Mary Surratt was hanged as a conspirator in the assassination of Abraham Lincoln. She was also the first woman executed by the United States government. Here, her daughter, Anna, successfully petitions President Andrew Johnson for the return of her body.
There were ten letters written by Lincoln, including three to Ann Rutledge and four to John Calhoun, a local Democratic politician who appointed Lincoln deputy surveyor of Sangamon County in 1833. There were four letters from the pen of Ann Rutledge, including two to Lincoln.
Ann Rutledge, according to the full-blown legend, was Abraham Lincoln’s first and only true love, forever closest to his heart. Her death in 1835 filled him with youthful despair verging on madness and drove him into the political career that made him ready, when the time came, to save the American nation.
Wilma, in turn, told him how much she had relied upon his books and presented him inscribed photostats of some of her Lincoln letters. A lonely man since the death of his wife three years earlier, Barton scribbled an affectionate note to Wilma soon after boarding the eastbound Sunset Limited.
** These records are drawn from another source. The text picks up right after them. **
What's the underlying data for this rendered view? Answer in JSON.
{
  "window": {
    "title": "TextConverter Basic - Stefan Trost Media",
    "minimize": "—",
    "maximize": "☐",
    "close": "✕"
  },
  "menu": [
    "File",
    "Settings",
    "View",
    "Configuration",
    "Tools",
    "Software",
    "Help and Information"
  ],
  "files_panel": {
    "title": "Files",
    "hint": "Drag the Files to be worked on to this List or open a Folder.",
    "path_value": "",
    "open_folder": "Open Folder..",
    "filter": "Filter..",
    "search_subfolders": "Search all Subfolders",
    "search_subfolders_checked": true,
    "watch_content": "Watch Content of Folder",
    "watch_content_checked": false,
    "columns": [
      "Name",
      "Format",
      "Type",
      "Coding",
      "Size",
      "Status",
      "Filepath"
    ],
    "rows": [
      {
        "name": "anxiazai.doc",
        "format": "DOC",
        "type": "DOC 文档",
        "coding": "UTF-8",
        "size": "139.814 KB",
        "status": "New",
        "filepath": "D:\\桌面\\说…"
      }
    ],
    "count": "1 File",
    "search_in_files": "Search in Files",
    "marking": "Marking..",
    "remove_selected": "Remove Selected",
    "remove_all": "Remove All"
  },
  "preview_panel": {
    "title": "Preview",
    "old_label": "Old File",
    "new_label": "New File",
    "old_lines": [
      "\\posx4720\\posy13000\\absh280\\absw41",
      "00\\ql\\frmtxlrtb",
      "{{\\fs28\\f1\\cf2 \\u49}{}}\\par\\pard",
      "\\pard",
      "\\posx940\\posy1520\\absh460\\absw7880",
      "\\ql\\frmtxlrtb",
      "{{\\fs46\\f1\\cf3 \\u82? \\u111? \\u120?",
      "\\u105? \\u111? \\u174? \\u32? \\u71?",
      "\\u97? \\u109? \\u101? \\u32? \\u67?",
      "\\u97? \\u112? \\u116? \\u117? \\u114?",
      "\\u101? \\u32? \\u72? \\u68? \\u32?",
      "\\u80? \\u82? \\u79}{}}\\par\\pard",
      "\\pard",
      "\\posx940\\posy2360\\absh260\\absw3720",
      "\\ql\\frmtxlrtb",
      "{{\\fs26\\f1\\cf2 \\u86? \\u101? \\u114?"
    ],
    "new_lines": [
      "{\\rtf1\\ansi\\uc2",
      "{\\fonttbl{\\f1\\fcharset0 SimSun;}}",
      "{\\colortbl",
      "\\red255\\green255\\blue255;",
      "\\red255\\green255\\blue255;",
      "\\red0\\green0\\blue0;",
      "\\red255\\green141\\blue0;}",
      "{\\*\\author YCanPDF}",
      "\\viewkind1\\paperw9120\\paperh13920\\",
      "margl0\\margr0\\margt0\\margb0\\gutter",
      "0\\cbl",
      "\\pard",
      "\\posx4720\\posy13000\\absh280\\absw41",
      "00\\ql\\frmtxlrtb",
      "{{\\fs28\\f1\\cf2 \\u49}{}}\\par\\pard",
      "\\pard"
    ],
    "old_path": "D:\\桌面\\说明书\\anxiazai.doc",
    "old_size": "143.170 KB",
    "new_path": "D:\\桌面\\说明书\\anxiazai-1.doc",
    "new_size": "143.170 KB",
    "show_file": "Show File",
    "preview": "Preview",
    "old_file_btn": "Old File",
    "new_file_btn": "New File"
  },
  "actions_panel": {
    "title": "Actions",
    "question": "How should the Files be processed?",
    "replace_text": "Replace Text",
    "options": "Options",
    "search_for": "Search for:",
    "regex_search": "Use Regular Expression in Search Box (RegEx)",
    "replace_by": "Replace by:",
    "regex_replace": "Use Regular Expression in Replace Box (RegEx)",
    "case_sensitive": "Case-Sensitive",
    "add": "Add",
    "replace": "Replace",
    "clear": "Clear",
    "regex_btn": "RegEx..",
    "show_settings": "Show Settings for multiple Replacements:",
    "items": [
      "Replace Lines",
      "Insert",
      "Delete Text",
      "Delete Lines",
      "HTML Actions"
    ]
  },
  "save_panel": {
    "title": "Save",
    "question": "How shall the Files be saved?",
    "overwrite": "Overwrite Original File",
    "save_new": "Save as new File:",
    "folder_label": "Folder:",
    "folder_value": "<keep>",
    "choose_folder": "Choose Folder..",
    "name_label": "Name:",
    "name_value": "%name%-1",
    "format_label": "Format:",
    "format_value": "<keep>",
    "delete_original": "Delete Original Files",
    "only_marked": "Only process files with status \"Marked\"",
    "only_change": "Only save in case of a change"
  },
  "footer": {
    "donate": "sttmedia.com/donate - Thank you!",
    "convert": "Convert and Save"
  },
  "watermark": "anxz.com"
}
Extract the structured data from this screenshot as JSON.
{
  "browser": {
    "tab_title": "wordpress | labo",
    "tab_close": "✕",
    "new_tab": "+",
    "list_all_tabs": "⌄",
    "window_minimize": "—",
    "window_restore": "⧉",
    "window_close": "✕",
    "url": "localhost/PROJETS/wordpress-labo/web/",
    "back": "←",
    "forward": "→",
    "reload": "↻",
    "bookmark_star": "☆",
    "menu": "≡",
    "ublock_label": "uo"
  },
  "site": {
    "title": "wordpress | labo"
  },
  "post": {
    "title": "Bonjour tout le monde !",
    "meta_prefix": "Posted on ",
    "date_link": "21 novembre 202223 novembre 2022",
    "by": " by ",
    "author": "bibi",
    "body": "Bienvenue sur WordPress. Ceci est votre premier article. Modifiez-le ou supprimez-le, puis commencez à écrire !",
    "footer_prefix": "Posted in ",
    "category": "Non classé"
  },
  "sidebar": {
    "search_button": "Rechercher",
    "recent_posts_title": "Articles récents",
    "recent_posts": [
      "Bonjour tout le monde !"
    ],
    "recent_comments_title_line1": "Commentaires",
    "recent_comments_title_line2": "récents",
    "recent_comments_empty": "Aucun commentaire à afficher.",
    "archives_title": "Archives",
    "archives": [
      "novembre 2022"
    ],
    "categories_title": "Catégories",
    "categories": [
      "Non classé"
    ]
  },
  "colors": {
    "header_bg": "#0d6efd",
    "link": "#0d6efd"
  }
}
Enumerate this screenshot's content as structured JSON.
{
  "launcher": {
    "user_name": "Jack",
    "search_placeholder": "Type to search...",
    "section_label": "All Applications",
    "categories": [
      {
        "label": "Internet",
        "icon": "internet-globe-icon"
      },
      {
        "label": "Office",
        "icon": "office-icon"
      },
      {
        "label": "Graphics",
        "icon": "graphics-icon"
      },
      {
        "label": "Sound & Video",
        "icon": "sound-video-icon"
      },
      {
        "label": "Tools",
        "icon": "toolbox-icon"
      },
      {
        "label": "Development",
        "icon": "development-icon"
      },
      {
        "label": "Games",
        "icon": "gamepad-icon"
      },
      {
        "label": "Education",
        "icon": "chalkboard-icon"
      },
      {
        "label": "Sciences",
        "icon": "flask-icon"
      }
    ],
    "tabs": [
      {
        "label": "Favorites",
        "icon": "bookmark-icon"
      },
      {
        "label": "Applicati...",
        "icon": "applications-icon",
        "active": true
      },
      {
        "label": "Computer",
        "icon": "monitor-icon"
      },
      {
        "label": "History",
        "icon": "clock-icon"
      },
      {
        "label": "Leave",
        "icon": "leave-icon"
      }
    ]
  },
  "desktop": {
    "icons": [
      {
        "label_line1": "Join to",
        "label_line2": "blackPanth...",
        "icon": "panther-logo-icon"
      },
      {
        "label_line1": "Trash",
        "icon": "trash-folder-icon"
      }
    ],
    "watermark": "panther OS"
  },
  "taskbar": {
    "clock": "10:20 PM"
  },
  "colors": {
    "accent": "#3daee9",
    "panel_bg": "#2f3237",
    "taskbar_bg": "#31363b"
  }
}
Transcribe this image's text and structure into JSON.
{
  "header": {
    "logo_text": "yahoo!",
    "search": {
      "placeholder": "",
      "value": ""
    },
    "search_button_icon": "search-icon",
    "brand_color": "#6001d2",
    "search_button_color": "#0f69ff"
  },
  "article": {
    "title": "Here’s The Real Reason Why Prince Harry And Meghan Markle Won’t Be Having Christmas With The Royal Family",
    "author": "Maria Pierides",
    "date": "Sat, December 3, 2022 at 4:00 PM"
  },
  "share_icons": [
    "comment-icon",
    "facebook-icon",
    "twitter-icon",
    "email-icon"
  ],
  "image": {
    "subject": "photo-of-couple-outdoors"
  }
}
Negotiations with Wilma Frances Minor proceeded briskly during the summer and early fall of 1928. She mailed her manuscript of 227 typewritten pages to the Atlantic , enclosing photostats of some of the documents. Sedgwick decided that he and his staff must see what kind of person they were dealing with.
There were four books bearing Lincoln’s signature and annotations. And there were letters verifying the provenance of the collection, which had passed through a number of hands to Wilma’s great-uncle, Frederick W. Hirth of Emporia, Kansas, and then to her mother.
Such was the uncertain status of the Ann Rutledge legend in late June or early July 1928, when the Atlantic Monthly received its first letter from Wilma Frances Minor of San Diego. Miss Minor reported that she had just finished writing the “true love story” of Abraham Lincoln and Ann Rutledge, basing it upon their original letters to each other ...
The continuing flow of correspondence between San Diego and Boston reveals much of what is known about Wilma Frances Minor. Besides writing frequently to Sedgwick, she exchanged cordial letters with Teresa Fitzpatrick, the short, energetic woman who presided over the Atlantic ’s circulation department.
Corbis Historical/Getty Images. Addressing a local chapter of the American Lyceum Movement in Springfield, Illinois, a 28-year-old Lincoln delivered a surprisingly ambitious speech on a cold winter night in 1838.
Reflecting the beliefs of his party at the time, the opposition to the spread of enslavement, he intended to speak of how the nation had pro-slavery states and free states . He wanted to use a phrase that his listeners would find familiar, so he utilized a quote from the Bible: "A house divided against itself cannot stand."
Updated August 31, 2019. Abraham Lincoln's ability to write and deliver great speeches made him a rising star in national politics and propelled him to the White House.
He had been invited to speak to a gathering of the Republican Party , a fairly new political party that was opposed to the spread of enslavement.
The entire text of the Gettysburg Address is less than 300 words, but it carried enormous impact, and remains one of the most quoted speeches in human history.
Library of Congress/Public Domain. Abraham Lincoln delivered his second inaugural address in March 1865, as the Civil War was reaching its end. With victory within sight, Lincoln was magnanimous, and issued a call for national reconciliation.
Beyond his major speeches, Abraham Lincoln exhibited great facility with the language in other forums. The Lincoln-Douglas Debates were held in Illinois throughout the summer of 1858 as Lincoln ran for a U.S. Senate seat held by Stephen A. Douglas.